[DIRECTIONS]: Without the images, print every line of the material below exactly as given.

- Opening Delimiter -

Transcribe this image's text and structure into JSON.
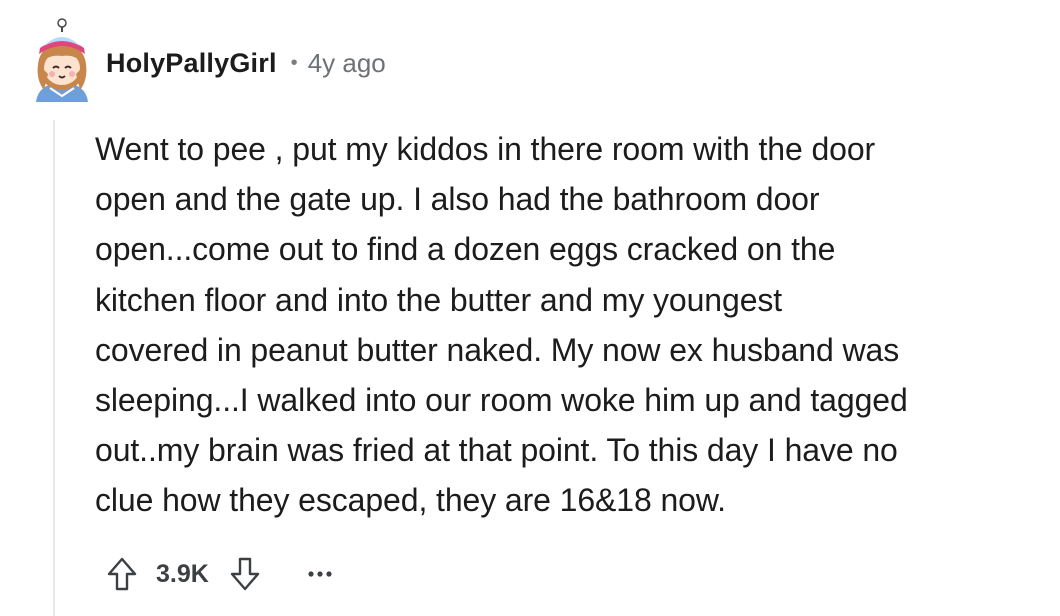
{
  "comment": {
    "author": "HolyPallyGirl",
    "separator": "•",
    "age": "4y ago",
    "avatar_icon": "snoo-avatar-icon",
    "body_lines": [
      "Went to pee , put my kiddos in there room with the door",
      "open and the gate up. I also had the bathroom door",
      "open...come out to find a dozen eggs cracked on the",
      "kitchen floor and into the butter and my youngest",
      "covered in peanut butter naked. My now ex husband was",
      "sleeping...I walked into our room woke him up and tagged",
      "out..my brain was fried at that point. To this day I have no",
      "clue how they escaped, they are 16&18 now."
    ],
    "score": "3.9K",
    "upvote_icon": "upvote-arrow-icon",
    "downvote_icon": "downvote-arrow-icon",
    "more_icon": "more-options-icon"
  },
  "colors": {
    "text": "#1c1c1c",
    "muted": "#6f7275",
    "thread_line": "#e6e8ea"
  }
}
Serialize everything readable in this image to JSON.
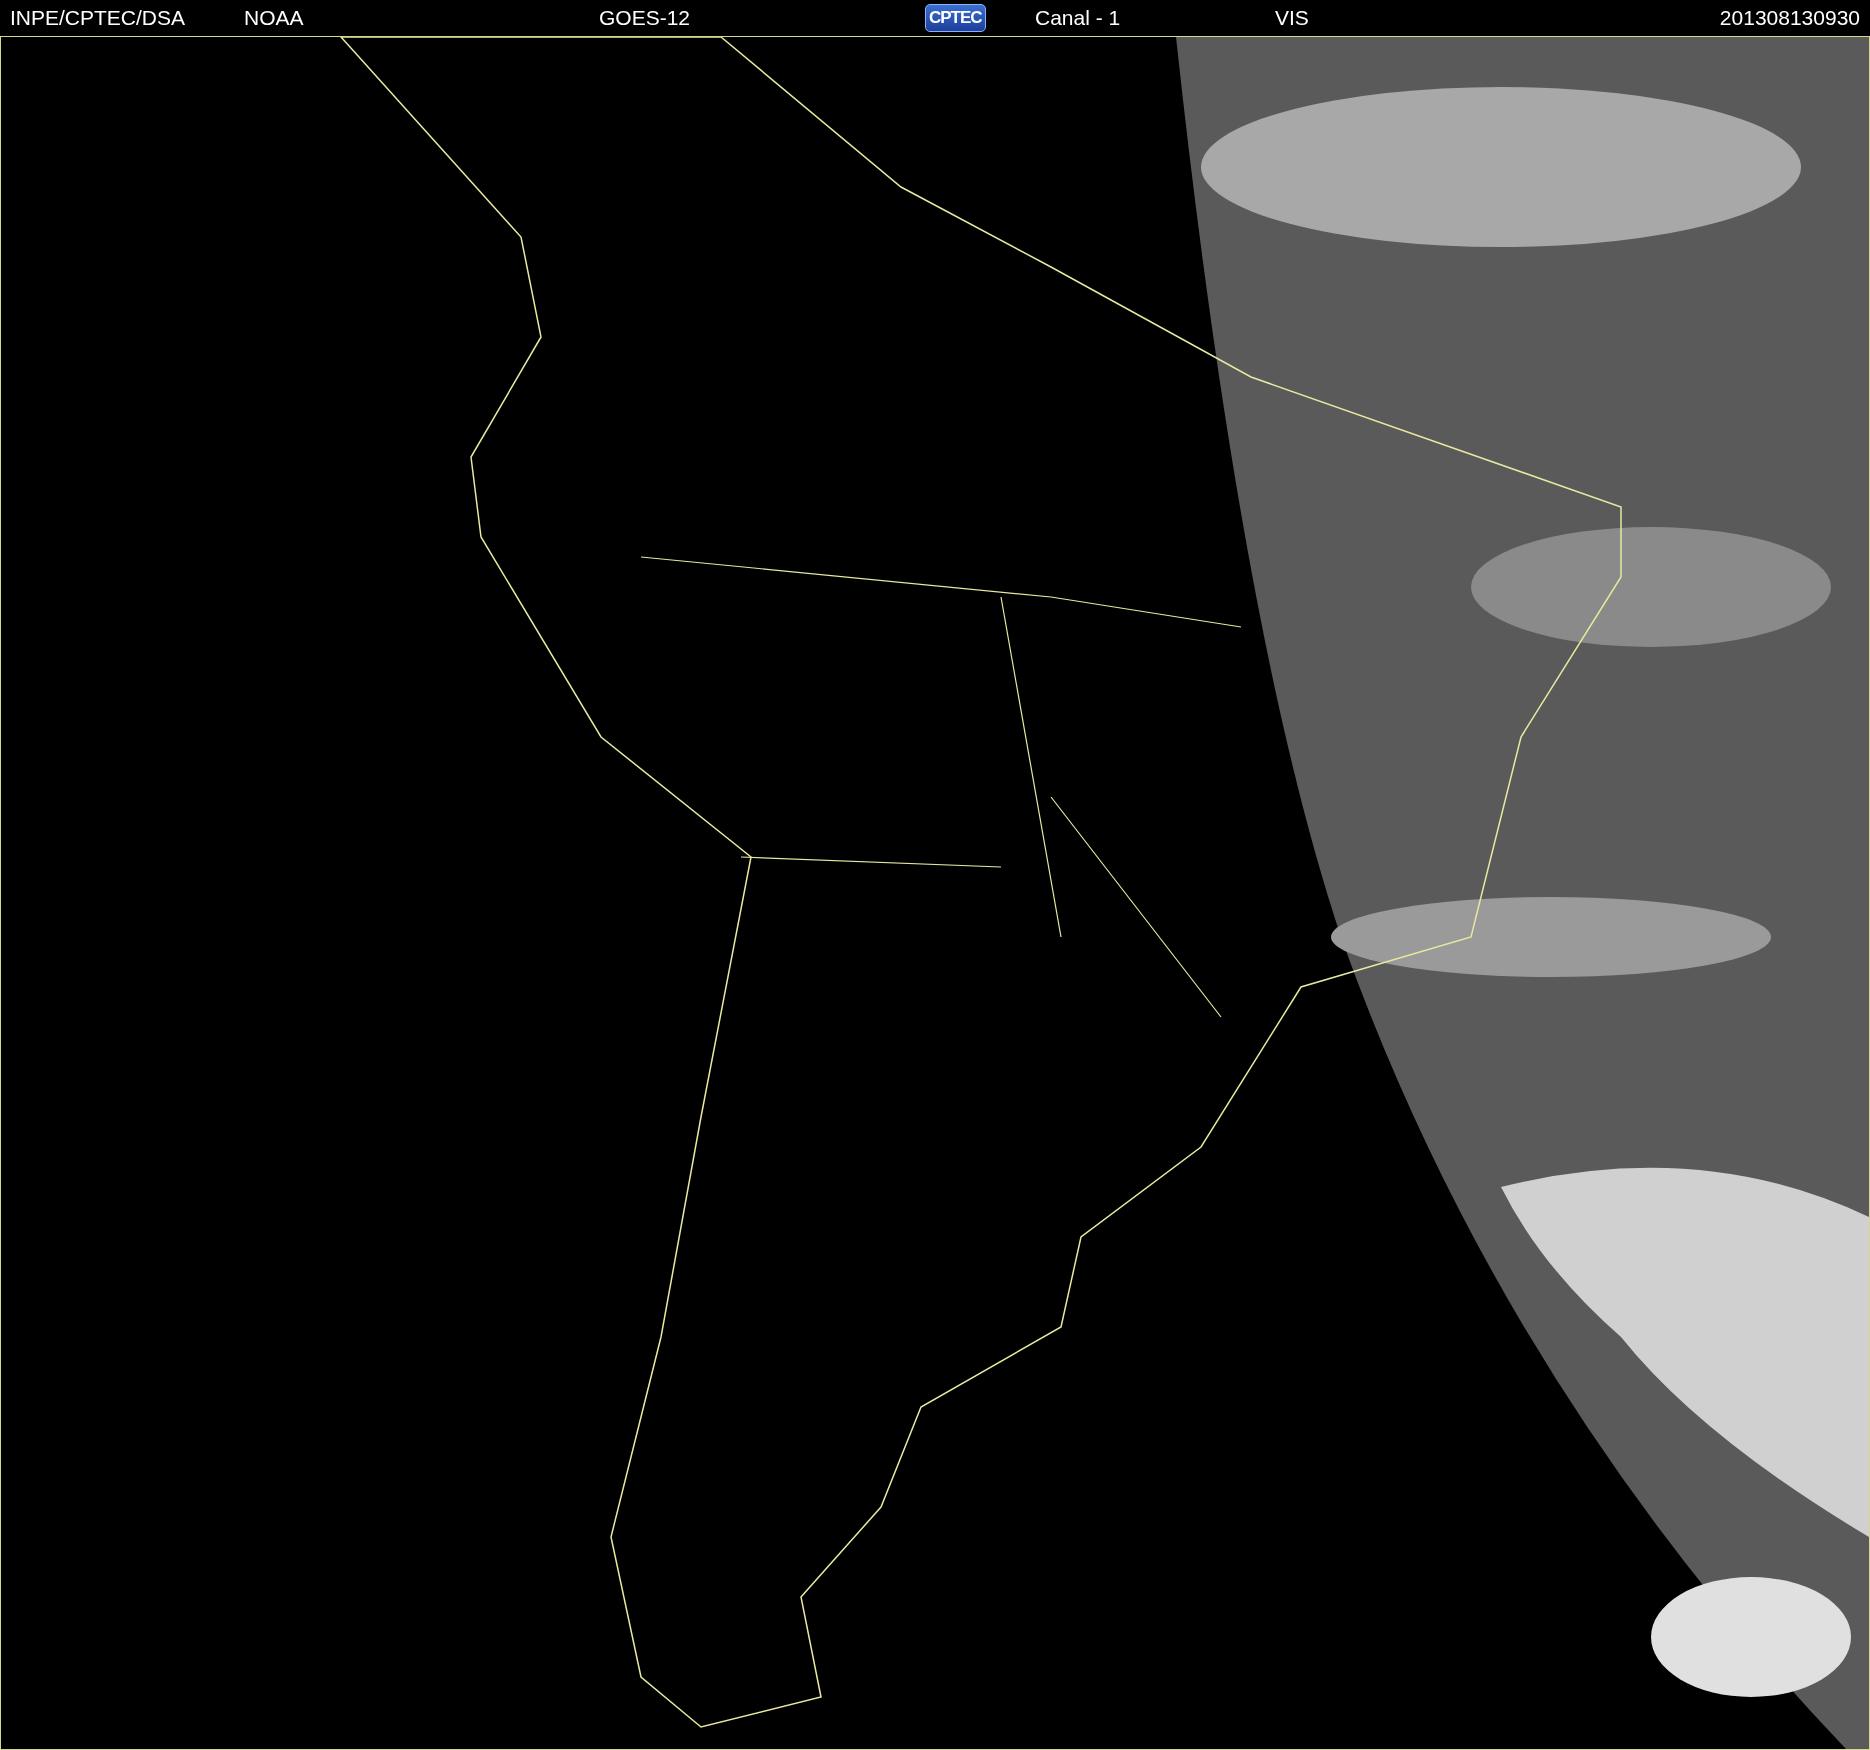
{
  "header": {
    "items": [
      {
        "kind": "text",
        "label": "INPE/CPTEC/DSA"
      },
      {
        "kind": "text",
        "label": "NOAA"
      },
      {
        "kind": "text",
        "label": "GOES-12"
      },
      {
        "kind": "logo",
        "label": "CPTEC"
      },
      {
        "kind": "text",
        "label": "Canal - 1"
      },
      {
        "kind": "text",
        "label": "VIS"
      },
      {
        "kind": "text",
        "label": "201308130930"
      }
    ]
  }
}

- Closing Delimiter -

[REPLY TO THE TASK]:
Transcribe this image's text and structure into JSON.
{
  "comment": {
    "author": "HolyPallyGirl",
    "separator": "•",
    "age": "4y ago",
    "avatar_icon": "snoo-avatar-icon",
    "body_lines": [
      "Went to pee , put my kiddos in there room with the door",
      "open and the gate up. I also had the bathroom door",
      "open...come out to find a dozen eggs cracked on the",
      "kitchen floor and into the butter and my youngest",
      "covered in peanut butter naked. My now ex husband was",
      "sleeping...I walked into our room woke him up and tagged",
      "out..my brain was fried at that point. To this day I have no",
      "clue how they escaped, they are 16&18 now."
    ],
    "score": "3.9K",
    "upvote_icon": "upvote-arrow-icon",
    "downvote_icon": "downvote-arrow-icon",
    "more_icon": "more-options-icon"
  },
  "colors": {
    "text": "#1c1c1c",
    "muted": "#6f7275",
    "thread_line": "#e6e8ea"
  }
}
Serialize everything readable in this image to JSON.
{
  "header": {
    "items": [
      {
        "kind": "text",
        "label": "INPE/CPTEC/DSA"
      },
      {
        "kind": "text",
        "label": "NOAA"
      },
      {
        "kind": "text",
        "label": "GOES-12"
      },
      {
        "kind": "logo",
        "label": "CPTEC"
      },
      {
        "kind": "text",
        "label": "Canal - 1"
      },
      {
        "kind": "text",
        "label": "VIS"
      },
      {
        "kind": "text",
        "label": "201308130930"
      }
    ]
  }
}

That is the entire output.